An article I read in 1988 has always stuck with me. The article was “Time–The Next Source of Competitive Advantage” by George Stalk in the Harvard Business Review. The article came near the start of an era in which companies primarily sought competitive advantage through being faster than other companies.
This has, of course, coincided with the growth in popularity of the agile development methodologies, including Scrum. These approaches have become popular because, among other benefits, they help companies deliver products more quickly.
Why I’ve been thinking about this lately is I’ve begun to wonder if we’re nearing the end of the era in which time is a competitive advantage in project management. It’s quite possible: Other sources of competitive advantage have gone away.
Quality, for example, used to be a one of the strongest differentiators among companies. Thirty years ago, quality varied tremendously among carmakers. Today, a high quality car is assumed. Quality–at least in most manufactured goods–has largely gone away as a source of competitive advantage.
Price has long been a source of competitive advantage. But some authors have even argued that as more products and services are offered for free, price is going away as a competitive advantage.
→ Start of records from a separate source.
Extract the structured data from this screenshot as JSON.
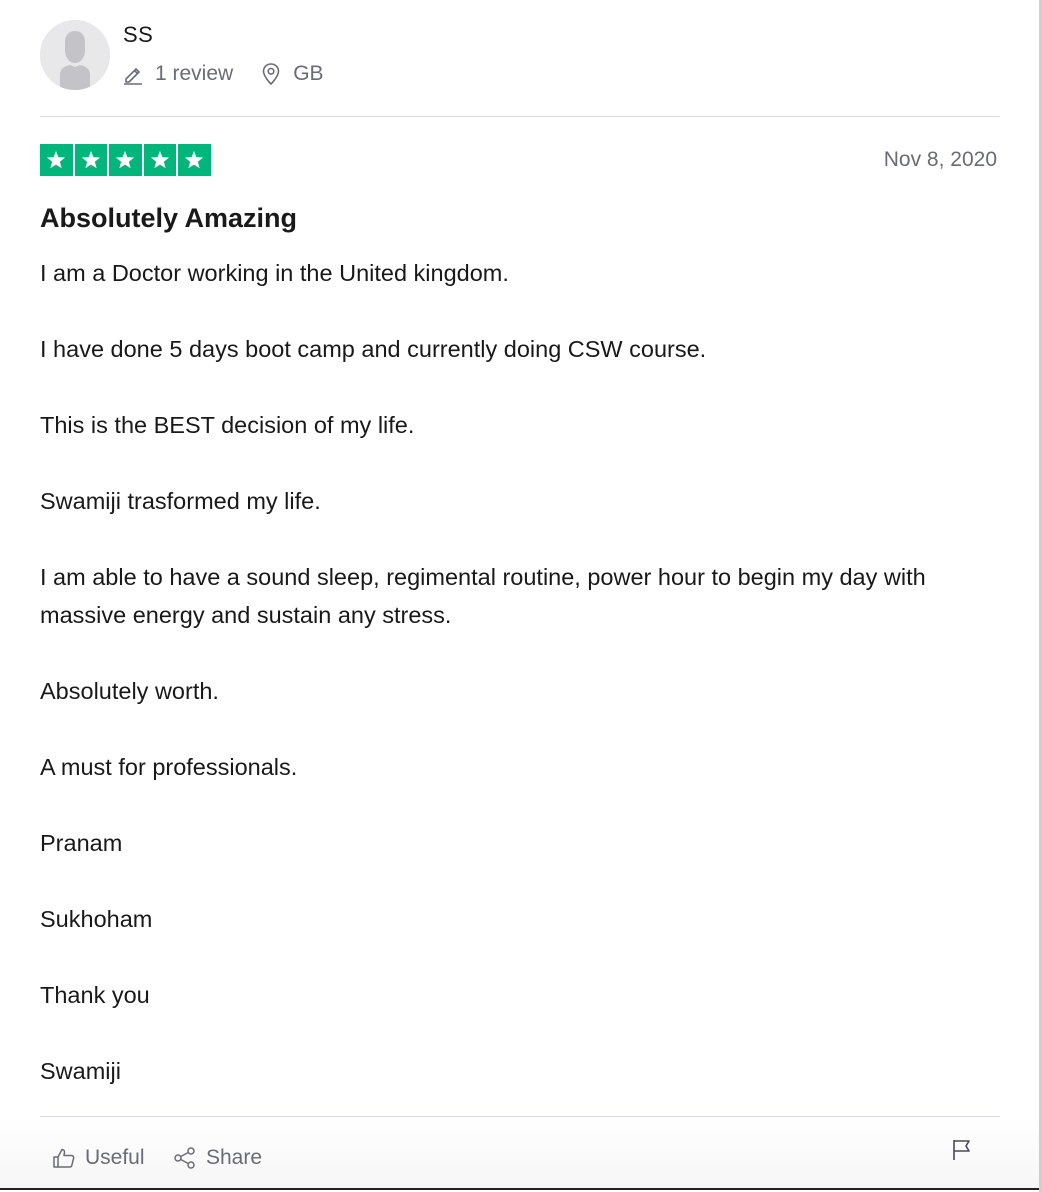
{
  "reviewer": {
    "name": "SS",
    "review_count": "1 review",
    "location": "GB",
    "avatar_icon": "default-user-avatar-icon"
  },
  "review": {
    "rating": 5,
    "rating_max": 5,
    "star_color": "#00b67a",
    "date": "Nov 8, 2020",
    "title": "Absolutely Amazing",
    "paragraphs": [
      "I am a Doctor working in the United kingdom.",
      "I have done 5 days boot camp and currently doing CSW course.",
      "This is the BEST decision of my life.",
      "Swamiji trasformed my life.",
      "I am able to have a sound sleep, regimental routine, power hour to begin my day with massive energy and sustain any stress.",
      "Absolutely worth.",
      "A must for professionals.",
      "Pranam",
      "Sukhoham",
      "Thank you",
      "Swamiji"
    ]
  },
  "actions": {
    "useful_label": "Useful",
    "share_label": "Share",
    "useful_icon": "thumbs-up-icon",
    "share_icon": "share-icon",
    "flag_icon": "flag-icon"
  },
  "colors": {
    "text": "#191919",
    "muted": "#6b6b78",
    "divider": "#dcdce6"
  }
}
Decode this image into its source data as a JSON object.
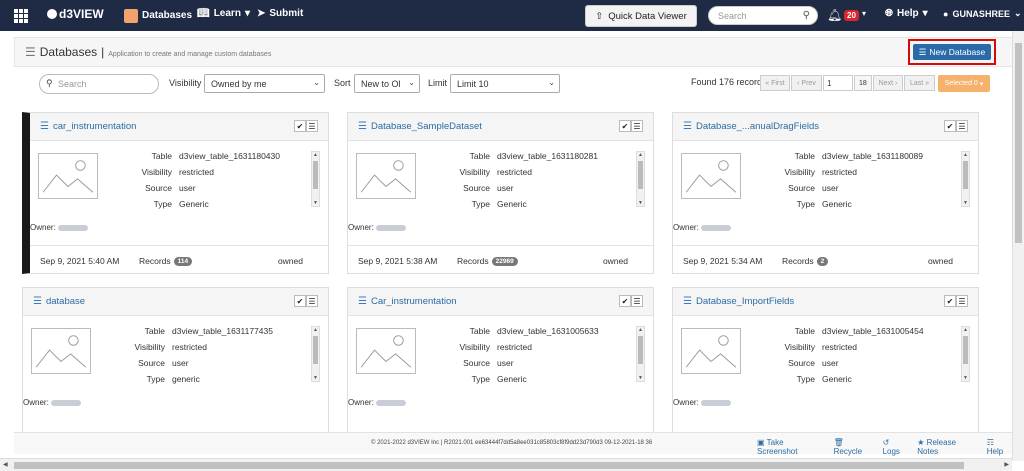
{
  "navbar": {
    "logo": "d3VIEW",
    "databases": "Databases",
    "learn": "Learn",
    "submit": "Submit",
    "quick_data_viewer": "Quick Data Viewer",
    "search_placeholder": "Search",
    "notifications": "20",
    "help": "Help",
    "user": "Gunashree",
    "colors": {
      "bg": "#1f2a44",
      "badge": "#d9262e"
    }
  },
  "header": {
    "title": "Databases",
    "subtitle": "Application to create and manage custom databases",
    "new_database": "New Database"
  },
  "filters": {
    "search_placeholder": "Search",
    "visibility_label": "Visibility",
    "visibility_value": "Owned by me",
    "sort_label": "Sort",
    "sort_value": "New to Ol",
    "limit_label": "Limit",
    "limit_value": "Limit 10",
    "found": "Found 176 records",
    "first": "« First",
    "prev": "‹ Prev",
    "page": "1",
    "total_pages": "18",
    "next": "Next ›",
    "last": "Last »",
    "selected": "Selected 0"
  },
  "cards": [
    {
      "title": "car_instrumentation",
      "table": "d3view_table_1631180430",
      "visibility": "restricted",
      "source": "user",
      "type": "Generic",
      "date": "Sep 9, 2021 5:40 AM",
      "records": "114",
      "owned": "owned"
    },
    {
      "title": "Database_SampleDataset",
      "table": "d3view_table_1631180281",
      "visibility": "restricted",
      "source": "user",
      "type": "Generic",
      "date": "Sep 9, 2021 5:38 AM",
      "records": "22969",
      "owned": "owned"
    },
    {
      "title": "Database_...anualDragFields",
      "table": "d3view_table_1631180089",
      "visibility": "restricted",
      "source": "user",
      "type": "Generic",
      "date": "Sep 9, 2021 5:34 AM",
      "records": "2",
      "owned": "owned"
    },
    {
      "title": "database",
      "table": "d3view_table_1631177435",
      "visibility": "restricted",
      "source": "user",
      "type": "generic",
      "date": "",
      "records": "",
      "owned": ""
    },
    {
      "title": "Car_instrumentation",
      "table": "d3view_table_1631005633",
      "visibility": "restricted",
      "source": "user",
      "type": "Generic",
      "date": "",
      "records": "",
      "owned": ""
    },
    {
      "title": "Database_ImportFields",
      "table": "d3view_table_1631005454",
      "visibility": "restricted",
      "source": "user",
      "type": "Generic",
      "date": "",
      "records": "",
      "owned": ""
    }
  ],
  "labels": {
    "table": "Table",
    "visibility": "Visibility",
    "source": "Source",
    "type": "Type",
    "owner": "Owner:",
    "records": "Records"
  },
  "footer": {
    "copyright": "© 2021-2022 d3VIEW Inc | R2021.001 ee63444f7dd5a8ee031c85803cf8f9dd23d790d3 09-12-2021-18 36",
    "screenshot": "Take Screenshot",
    "recycle": "Recycle",
    "logs": "Logs",
    "release_notes": "Release Notes",
    "help": "Help"
  }
}
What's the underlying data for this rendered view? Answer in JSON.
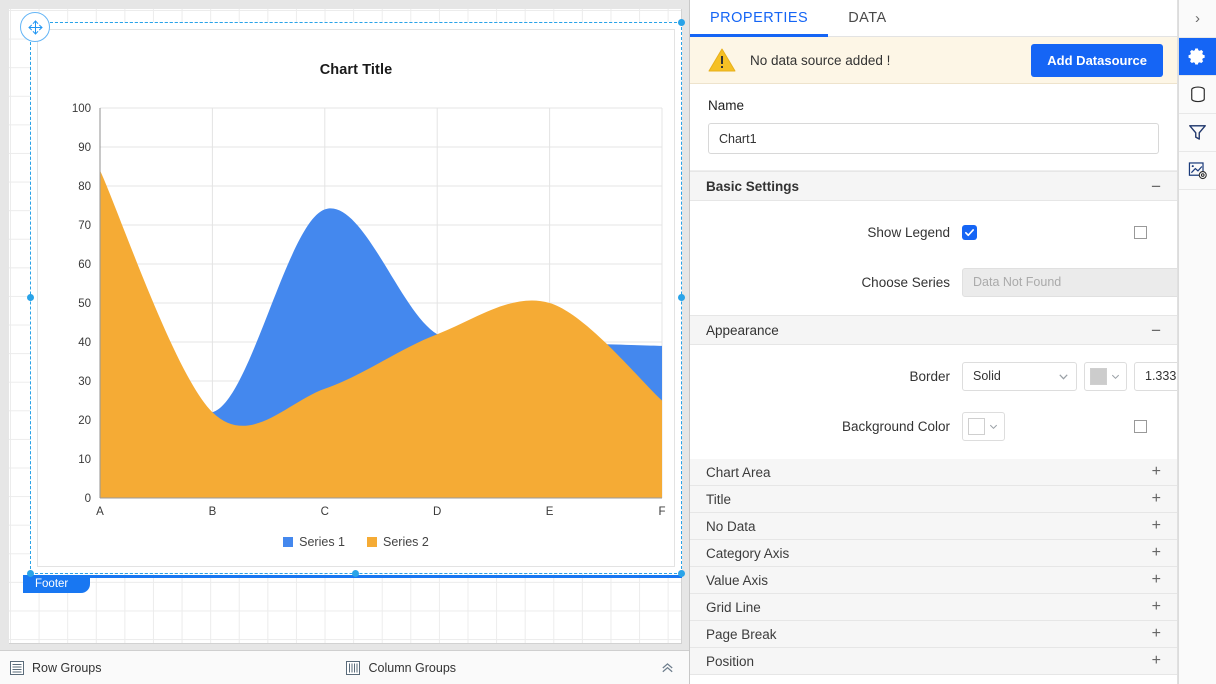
{
  "designer": {
    "chart_item_name": "Chart1 report item",
    "footer_label": "Footer",
    "groups_bar": {
      "row_groups_label": "Row Groups",
      "column_groups_label": "Column Groups",
      "row_groups_icon": "rows-icon",
      "column_groups_icon": "columns-icon",
      "collapse_icon": "chevron-double-up-icon"
    }
  },
  "chart_data": {
    "type": "area",
    "title": "Chart Title",
    "subtitle": "",
    "xlabel": "",
    "ylabel": "",
    "categories": [
      "A",
      "B",
      "C",
      "D",
      "E",
      "F"
    ],
    "ylim": [
      0,
      100
    ],
    "ytick_step": 10,
    "yticks": [
      0,
      10,
      20,
      30,
      40,
      50,
      60,
      70,
      80,
      90,
      100
    ],
    "grid": true,
    "legend_position": "bottom",
    "series": [
      {
        "name": "Series 1",
        "color": "#4488ee",
        "values": [
          59,
          22,
          74,
          42,
          40,
          39
        ]
      },
      {
        "name": "Series 2",
        "color": "#f5ab35",
        "values": [
          84,
          22,
          28,
          42,
          50,
          25
        ]
      }
    ]
  },
  "properties": {
    "tabs": [
      {
        "label": "PROPERTIES",
        "active": true
      },
      {
        "label": "DATA",
        "active": false
      }
    ],
    "datasource_banner": {
      "message": "No data source added !",
      "button_label": "Add Datasource",
      "warning_icon": "warning-triangle-icon"
    },
    "name": {
      "label": "Name",
      "value": "Chart1",
      "placeholder": "Name"
    },
    "basic_settings": {
      "title": "Basic Settings",
      "sign": "−",
      "show_legend": {
        "label": "Show Legend",
        "checked": true
      },
      "choose_series": {
        "label": "Choose Series",
        "value": "Data Not Found",
        "disabled": true,
        "edit_icon": "pencil-edit-icon"
      }
    },
    "appearance": {
      "title": "Appearance",
      "sign": "−",
      "border": {
        "label": "Border",
        "style_value": "Solid",
        "color_value": "#cccccc",
        "width_value": "1.333"
      },
      "background_color": {
        "label": "Background Color",
        "color_value": "#ffffff"
      }
    },
    "collapsed_sections": [
      {
        "label": "Chart Area",
        "sign": "+"
      },
      {
        "label": "Title",
        "sign": "+"
      },
      {
        "label": "No Data",
        "sign": "+"
      },
      {
        "label": "Category Axis",
        "sign": "+"
      },
      {
        "label": "Value Axis",
        "sign": "+"
      },
      {
        "label": "Grid Line",
        "sign": "+"
      },
      {
        "label": "Page Break",
        "sign": "+"
      },
      {
        "label": "Position",
        "sign": "+"
      }
    ]
  },
  "icon_rail": [
    {
      "name": "expand-panel-icon",
      "glyph": "›",
      "active": false
    },
    {
      "name": "settings-gear-icon",
      "glyph": "",
      "active": true
    },
    {
      "name": "data-database-icon",
      "glyph": "",
      "active": false
    },
    {
      "name": "filter-funnel-icon",
      "glyph": "",
      "active": false
    },
    {
      "name": "chart-settings-icon",
      "glyph": "",
      "active": false
    }
  ],
  "colors": {
    "accent": "#1565f5",
    "series1": "#4488ee",
    "series2": "#f5ab35",
    "warning": "#f5c025",
    "selection": "#29a3e8"
  }
}
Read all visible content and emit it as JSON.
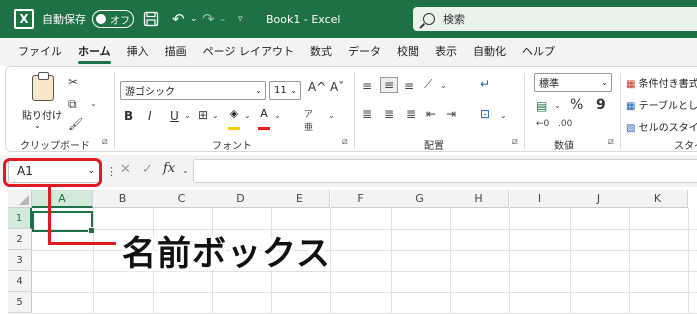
{
  "titlebar": {
    "logo_icon": "excel-logo-icon",
    "autosave_label": "自動保存",
    "autosave_state": "オフ",
    "save_icon": "save-icon",
    "undo_icon": "undo-icon",
    "redo_icon": "redo-icon",
    "book_title": "Book1 - Excel",
    "search_placeholder": "検索",
    "bg_color": "#1e7145"
  },
  "menu": {
    "tabs": [
      {
        "label": "ファイル",
        "active": false
      },
      {
        "label": "ホーム",
        "active": true
      },
      {
        "label": "挿入",
        "active": false
      },
      {
        "label": "描画",
        "active": false
      },
      {
        "label": "ページ レイアウト",
        "active": false
      },
      {
        "label": "数式",
        "active": false
      },
      {
        "label": "データ",
        "active": false
      },
      {
        "label": "校閲",
        "active": false
      },
      {
        "label": "表示",
        "active": false
      },
      {
        "label": "自動化",
        "active": false
      },
      {
        "label": "ヘルプ",
        "active": false
      }
    ]
  },
  "ribbon": {
    "clipboard": {
      "paste_label": "貼り付け",
      "group_label": "クリップボード"
    },
    "font": {
      "font_name": "游ゴシック",
      "font_size": "11",
      "bold": "B",
      "italic": "I",
      "underline": "U",
      "grow": "A^",
      "shrink": "Aˇ",
      "group_label": "フォント"
    },
    "alignment": {
      "group_label": "配置"
    },
    "number": {
      "format": "標準",
      "percent": "%",
      "comma": "9",
      "group_label": "数値"
    },
    "styles": {
      "conditional": "条件付き書式",
      "table": "テーブルとして",
      "cell_style": "セルのスタイル",
      "group_label": "スタイ"
    }
  },
  "formula_bar": {
    "name_box_value": "A1",
    "fx_label": "fx",
    "formula_value": ""
  },
  "grid": {
    "columns": [
      "A",
      "B",
      "C",
      "D",
      "E",
      "F",
      "G",
      "H",
      "I",
      "J",
      "K"
    ],
    "rows": [
      "1",
      "2",
      "3",
      "4",
      "5"
    ],
    "selected_cell": "A1",
    "accent": "#1e7145"
  },
  "callout": {
    "text": "名前ボックス",
    "color": "#e11b22"
  }
}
Innovation has become a fertile area in which companies seek competitive advantage today. This has served Apple well over the past decade. I don’t think innovativeness will be going away soon as a source of competitive advantage. But I do wonder whether time is running out on time as a competitive advantage. If project management using agile and other innovations lead us to a world where all companies can deliver new products and services equally quickly, companies will need to find newer ways to differentiate themselves. Let me know what you think.